--- Entries provided Enclosed Below ---

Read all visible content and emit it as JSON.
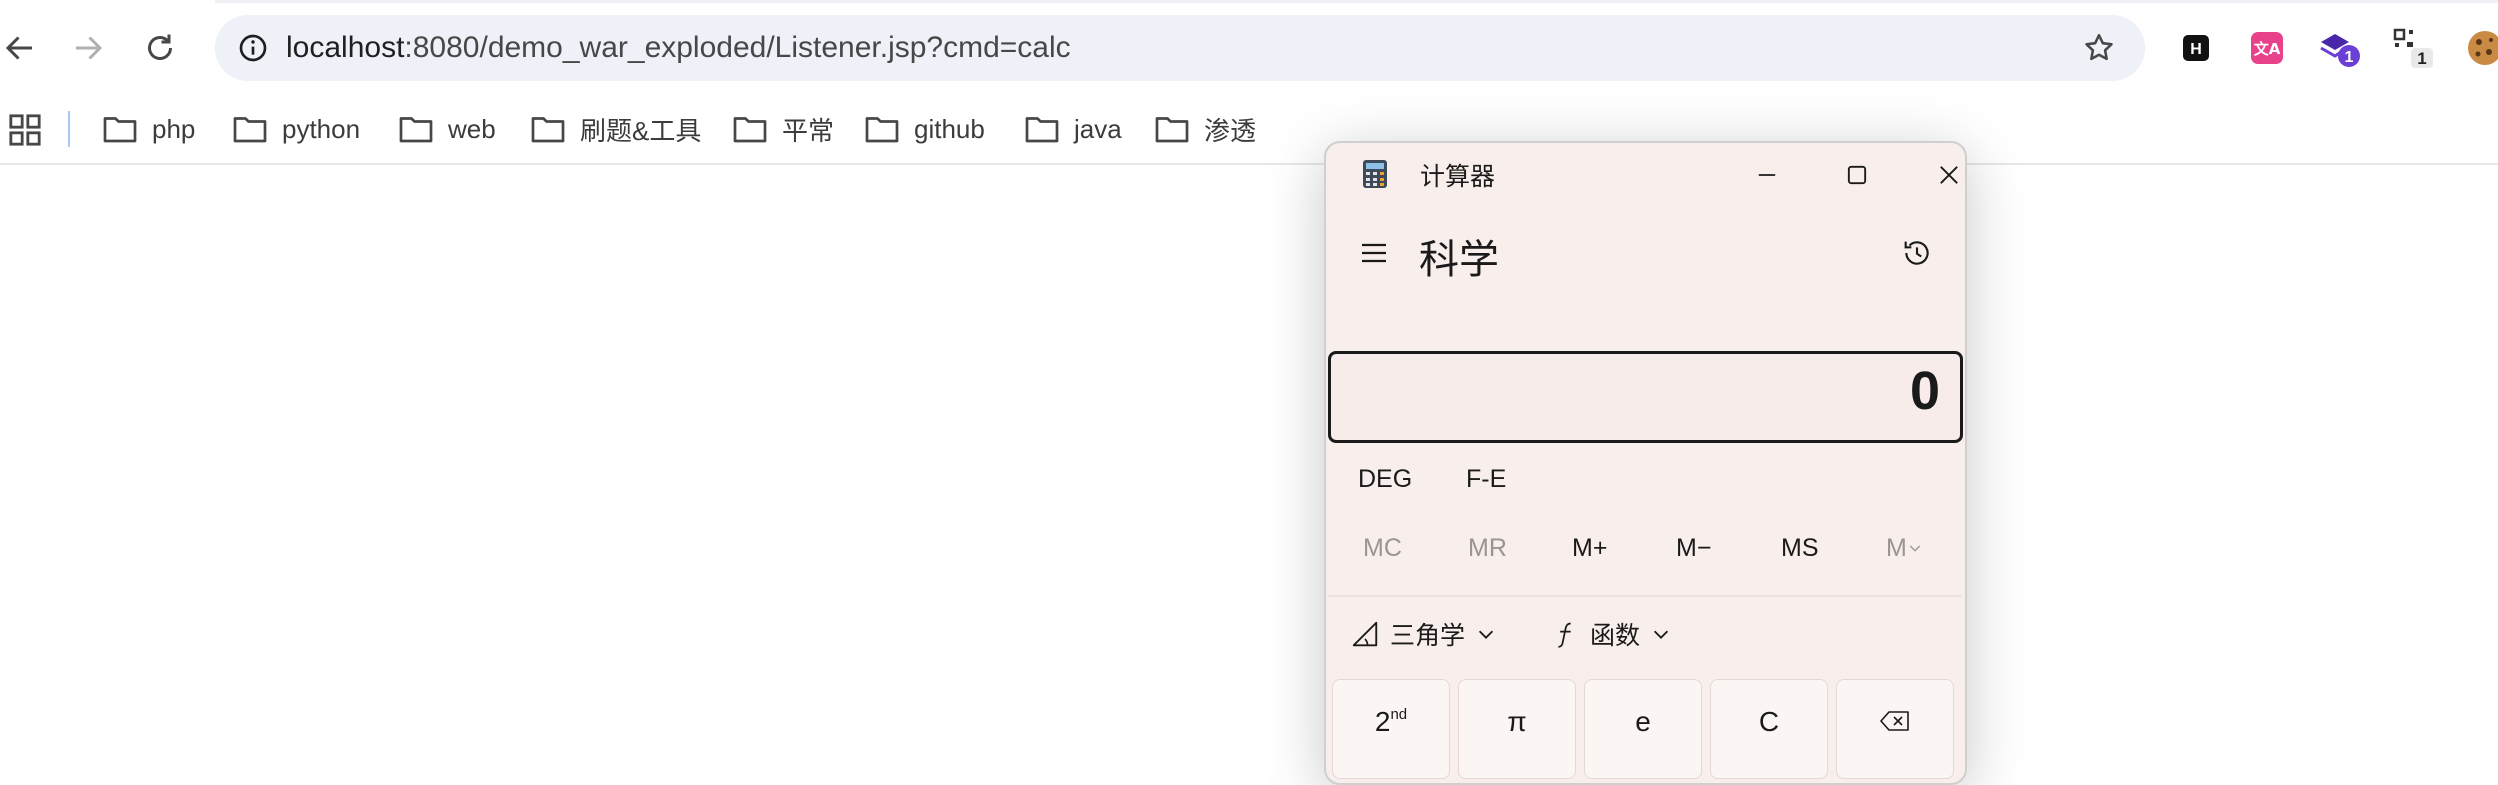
{
  "browser": {
    "url_host": "localhost",
    "url_rest": ":8080/demo_war_exploded/Listener.jsp?cmd=calc",
    "extensions": [
      {
        "name": "h-extension-icon",
        "label": "H"
      },
      {
        "name": "translate-extension-icon",
        "label": "文A"
      },
      {
        "name": "stack-extension-icon",
        "badge": "1"
      },
      {
        "name": "qr-extension-icon",
        "badge": "1"
      },
      {
        "name": "cookie-extension-icon"
      }
    ]
  },
  "bookmarks": [
    {
      "label": "php"
    },
    {
      "label": "python"
    },
    {
      "label": "web"
    },
    {
      "label": "刷题&工具"
    },
    {
      "label": "平常"
    },
    {
      "label": "github"
    },
    {
      "label": "java"
    },
    {
      "label": "渗透"
    }
  ],
  "calculator": {
    "title": "计算器",
    "mode": "科学",
    "display": "0",
    "angle_mode": "DEG",
    "fe_label": "F-E",
    "memory": [
      "MC",
      "MR",
      "M+",
      "M−",
      "MS",
      "M"
    ],
    "trig_label": "三角学",
    "func_label": "函数",
    "keys": {
      "second": "2",
      "second_sup": "nd",
      "pi": "π",
      "e": "e",
      "clear": "C"
    }
  },
  "colors": {
    "omnibox_bg": "#eef1f8",
    "calc_bg": "#f8eeeb",
    "badge_purple": "#6b3fd6",
    "translate_pink": "#e8428a"
  }
}
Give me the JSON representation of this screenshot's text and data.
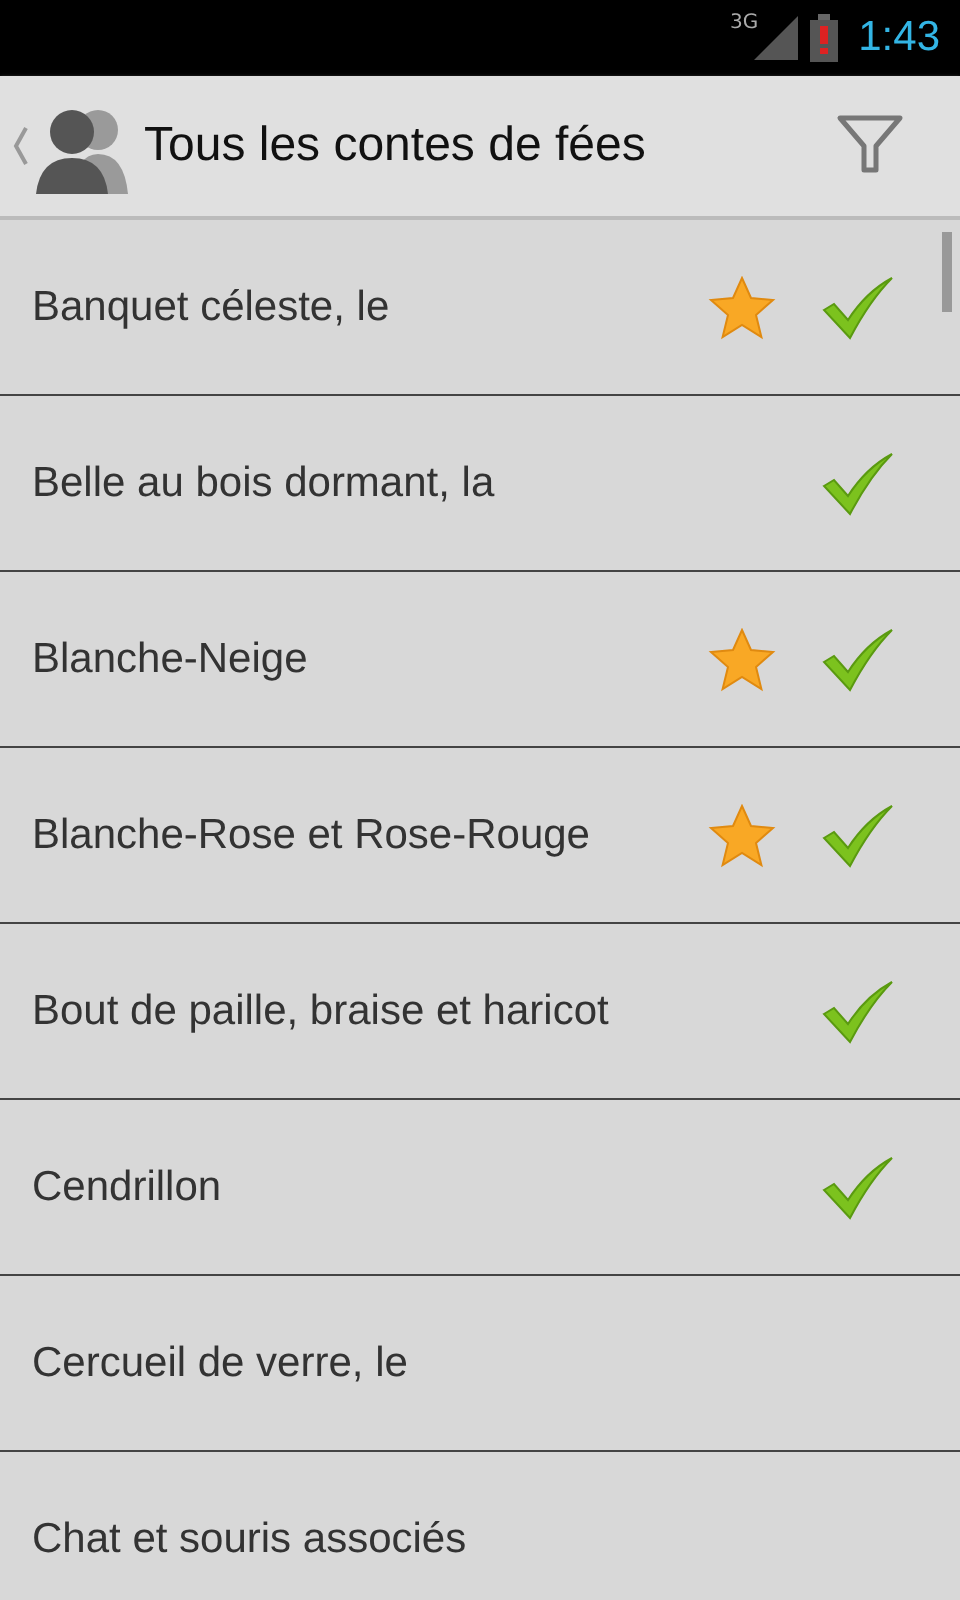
{
  "status_bar": {
    "network": "3G",
    "time": "1:43"
  },
  "action_bar": {
    "title": "Tous les contes de fées"
  },
  "tales": [
    {
      "title": "Banquet céleste, le",
      "favorite": true,
      "read": true
    },
    {
      "title": "Belle au bois dormant, la",
      "favorite": false,
      "read": true
    },
    {
      "title": "Blanche-Neige",
      "favorite": true,
      "read": true
    },
    {
      "title": "Blanche-Rose et Rose-Rouge",
      "favorite": true,
      "read": true
    },
    {
      "title": "Bout de paille, braise et haricot",
      "favorite": false,
      "read": true
    },
    {
      "title": "Cendrillon",
      "favorite": false,
      "read": true
    },
    {
      "title": "Cercueil de verre, le",
      "favorite": false,
      "read": false
    },
    {
      "title": "Chat et souris associés",
      "favorite": false,
      "read": false
    }
  ]
}
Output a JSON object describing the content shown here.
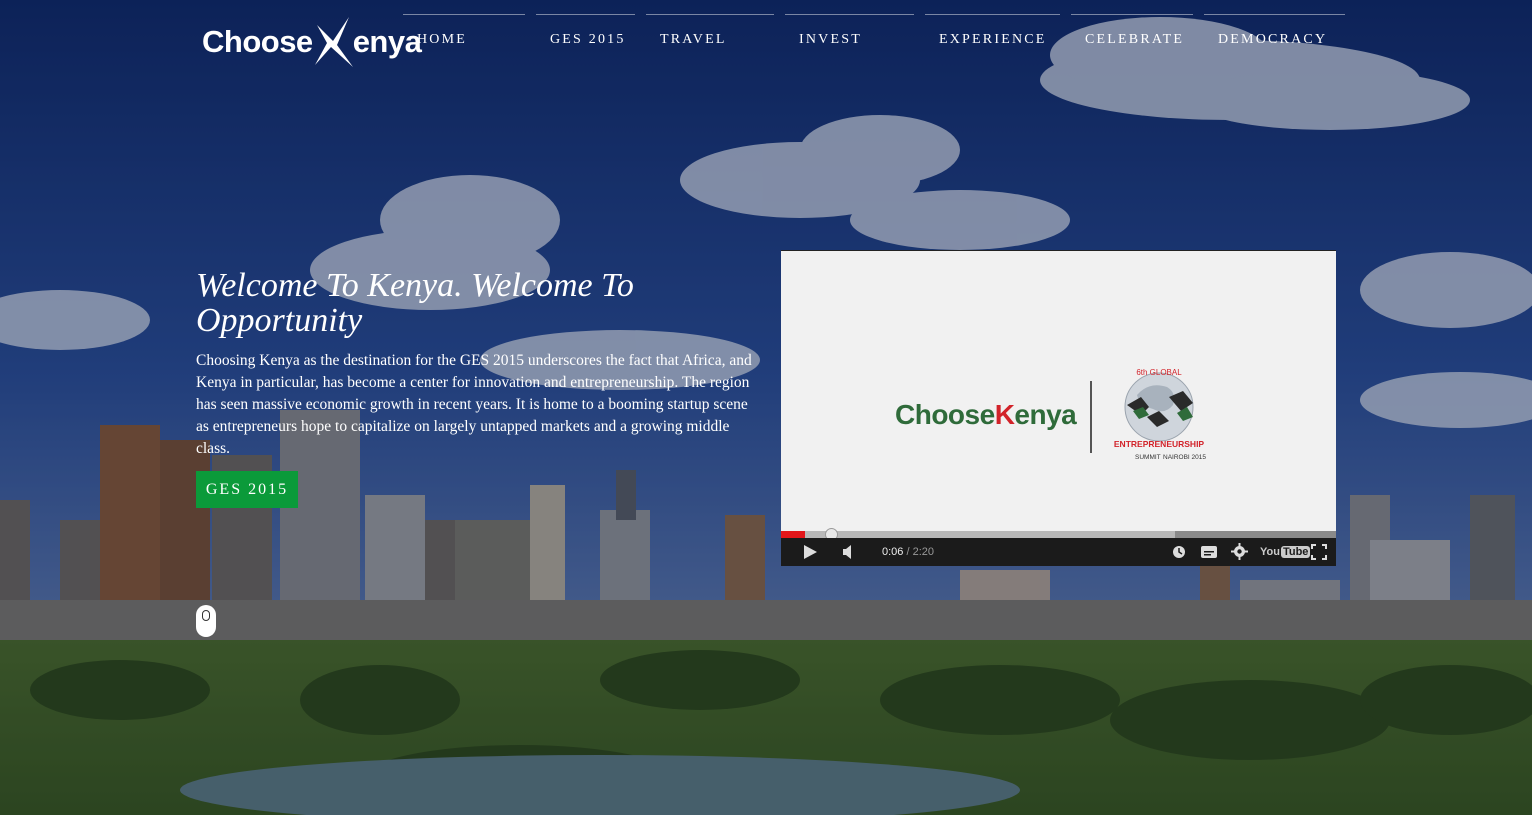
{
  "brand": {
    "logo_left": "Choose",
    "logo_right": "enya"
  },
  "nav": {
    "items": [
      {
        "label": "HOME"
      },
      {
        "label": "GES 2015"
      },
      {
        "label": "TRAVEL"
      },
      {
        "label": "INVEST"
      },
      {
        "label": "EXPERIENCE"
      },
      {
        "label": "CELEBRATE"
      },
      {
        "label": "DEMOCRACY"
      }
    ]
  },
  "hero": {
    "title": "Welcome To Kenya. Welcome To Opportunity",
    "body": "Choosing Kenya as the destination for the GES 2015 underscores the fact that Africa, and Kenya in particular, has become a center for innovation and entrepreneurship. The region has seen massive economic growth in recent years. It is home to a booming startup scene as entrepreneurs hope to capitalize on largely untapped markets and a growing middle class.",
    "cta_label": "GES 2015"
  },
  "video": {
    "logo_left": "Choose",
    "logo_k": "K",
    "logo_right": "enya",
    "badge_top": "6th GLOBAL",
    "badge_main": "ENTREPRENEURSHIP",
    "badge_bottom": "SUMMIT",
    "badge_city": "NAIROBI 2015",
    "current_time": "0:06",
    "separator": " / ",
    "duration": "2:20",
    "played_fraction": 0.043,
    "buffered_fraction": 0.71,
    "yt_you": "You",
    "yt_tube": "Tube"
  },
  "colors": {
    "cta_green": "#0b9a3a",
    "progress_red": "#e3161a",
    "brand_green": "#2f6b3a",
    "brand_red": "#d2232a"
  }
}
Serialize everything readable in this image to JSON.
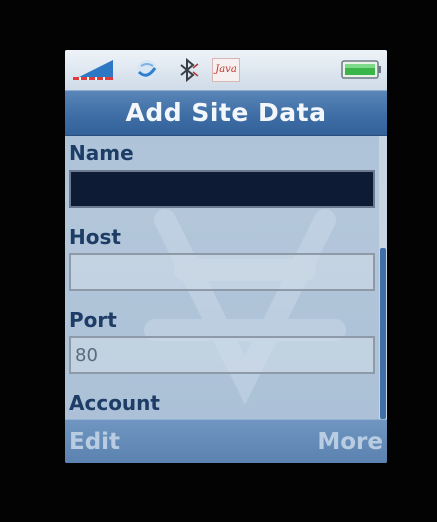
{
  "status_bar": {
    "signal_icon": "signal-strength-icon",
    "connection_icon": "connection-swirl-icon",
    "bluetooth_icon": "bluetooth-icon",
    "java_badge": "Java",
    "battery_icon": "battery-icon"
  },
  "header": {
    "title": "Add Site Data"
  },
  "form": {
    "fields": [
      {
        "label": "Name",
        "value": "",
        "placeholder": ""
      },
      {
        "label": "Host",
        "value": "",
        "placeholder": ""
      },
      {
        "label": "Port",
        "value": "80",
        "placeholder": ""
      },
      {
        "label": "Account",
        "value": "",
        "placeholder": ""
      }
    ]
  },
  "softkeys": {
    "left": "Edit",
    "right": "More"
  },
  "colors": {
    "title_bar": "#3e6ea5",
    "label_text": "#1d3c66",
    "focused_input": "#0d1c34",
    "softkey_bar": "#5b82b0"
  }
}
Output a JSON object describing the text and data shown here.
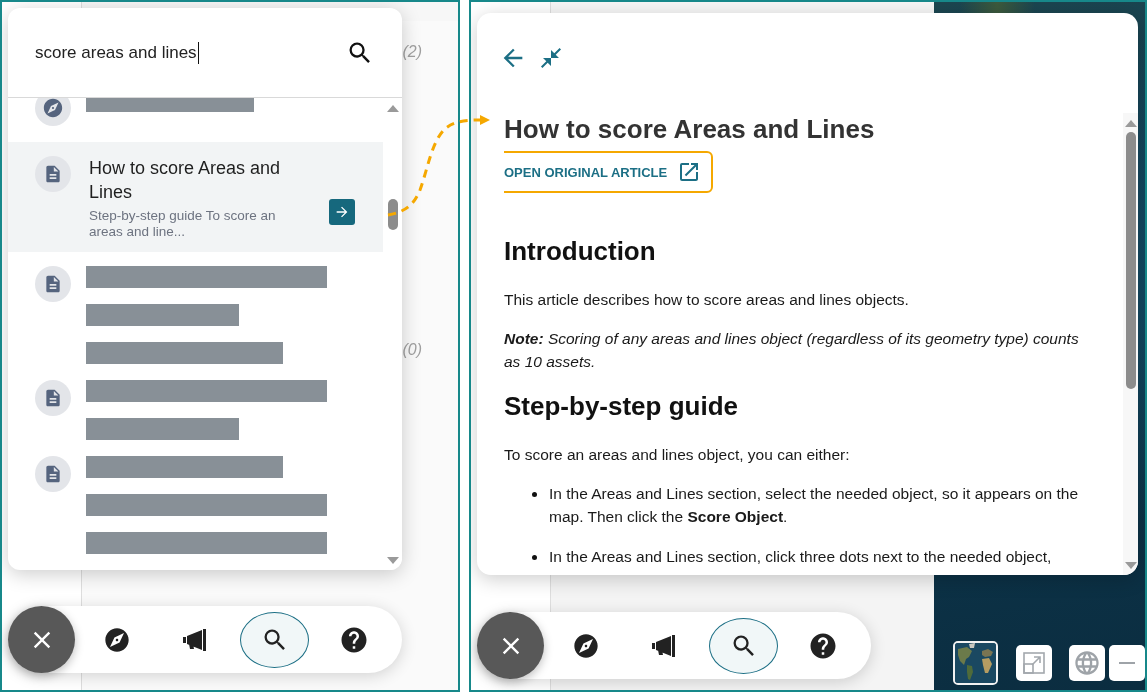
{
  "left_screen": {
    "background_counts": [
      "(2)",
      "(0)"
    ],
    "search_panel": {
      "query": "score areas and lines",
      "results": [
        {
          "kind": "navigation",
          "selected": false,
          "redacted_lines": [
            {
              "kind": "mid"
            }
          ]
        },
        {
          "kind": "article",
          "selected": true,
          "title": "How to score Areas and Lines",
          "summary": "Step-by-step guide To score an areas and line..."
        },
        {
          "kind": "article",
          "selected": false,
          "redacted_lines": [
            {
              "kind": "full"
            },
            {
              "kind": "short"
            },
            {
              "kind": "wide"
            }
          ]
        },
        {
          "kind": "article",
          "selected": false,
          "redacted_lines": [
            {
              "kind": "full"
            },
            {
              "kind": "short"
            }
          ]
        },
        {
          "kind": "article",
          "selected": false,
          "redacted_lines": [
            {
              "kind": "wide"
            },
            {
              "kind": "full"
            },
            {
              "kind": "full"
            }
          ]
        }
      ]
    },
    "toolbar": [
      {
        "kind": "close"
      },
      {
        "kind": "explore",
        "selected": false
      },
      {
        "kind": "announcements",
        "selected": false
      },
      {
        "kind": "search",
        "selected": true
      },
      {
        "kind": "help",
        "selected": false
      }
    ]
  },
  "annotation_arrow": true,
  "right_screen": {
    "article_panel": {
      "title": "How to score Areas and Lines",
      "open_original_button": {
        "label": "OPEN ORIGINAL ARTICLE",
        "highlighted": true
      },
      "body": [
        {
          "kind": "heading",
          "text": "Introduction"
        },
        {
          "kind": "paragraph",
          "text": "This article describes how to score areas and lines objects."
        },
        {
          "kind": "note",
          "text": "**Note:** Scoring of any areas and lines object (regardless of its geometry type) counts as 10 assets."
        },
        {
          "kind": "heading",
          "text": "Step-by-step guide"
        },
        {
          "kind": "paragraph",
          "text": "To score an areas and lines object, you can either:"
        },
        {
          "kind": "list",
          "items": [
            "In the Areas and Lines section, select the needed object, so it appears on the map. Then click the **Score Object**.",
            "In the Areas and Lines section, click three dots next to the needed object,"
          ]
        }
      ]
    },
    "toolbar": [
      {
        "kind": "close"
      },
      {
        "kind": "explore",
        "selected": false
      },
      {
        "kind": "announcements",
        "selected": false
      },
      {
        "kind": "search",
        "selected": true
      },
      {
        "kind": "help",
        "selected": false
      }
    ],
    "map_controls": [
      {
        "kind": "basemap"
      },
      {
        "kind": "fullscreen"
      },
      {
        "kind": "globe"
      },
      {
        "kind": "zoom_out"
      }
    ]
  }
}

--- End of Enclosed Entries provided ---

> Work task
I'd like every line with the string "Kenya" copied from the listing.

> Exercise solution
    "title": "Welcome To Kenya. Welcome To Opportunity",
    "body": "Choosing Kenya as the destination for the GES 2015 underscores the fact that Africa, and Kenya in particular, has become a center for innovation and entrepreneurship. The region has seen massive economic growth in recent years. It is home to a booming startup scene as entrepreneurs hope to capitalize on largely untapped markets and a growing middle class.",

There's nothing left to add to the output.